Now, more than 80 years later, I’m on my way to Fatu Hiva, only this time by windsup, a 14’ stand up paddle board (Starboard Touring 14 x 30) which I can also windsurf. The wind is light and it is a hard upwind reach; if you miss the island, it’s 1000 miles to Easter Island. Although I have water and food for four days, I had better make sure I got to Fatu Hiva. I was hoping to reach it by nightfall but I still couldn’t see the island on the horizon. My compass said I was on course and my GPS was telling me I was half way, which was good but it also told me I would arrive there in the middle of the night. Just when I thought the wind was totally giving up on me, I felt a fresh breeze from a slightly better angle. I had started in the early morning and paddled for six hours just to get around the East Cape of Hiva Oa.
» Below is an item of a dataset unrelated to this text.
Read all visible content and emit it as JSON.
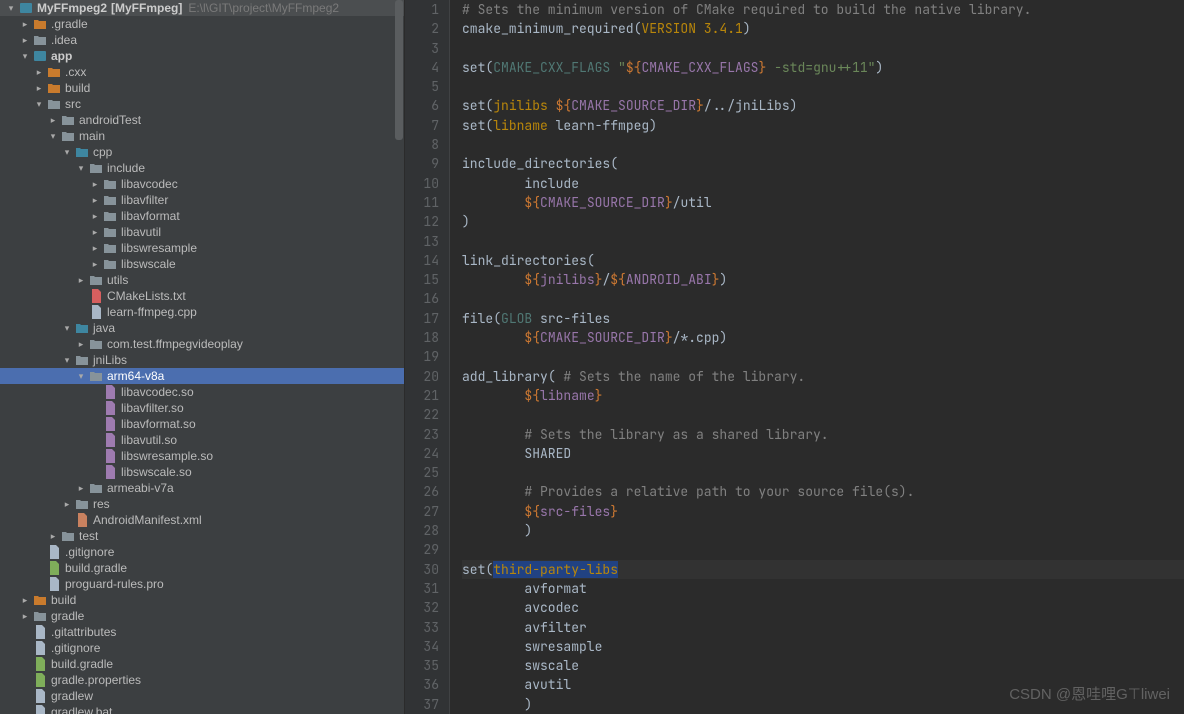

I arrived there the day before via a small propeller plane from Tahiti. Pifa, a super friendly local picked me up and drove me to Puamua on the other side of the island. Here you can find the largest and best preserved tikis in French Polynesia. Tikis, statues carved in wood or stone represent Ti’i, an ancestor half human half god, who according to the legend was The First Man. It seemed only fitting to start my crossing to Fatu Hiva here.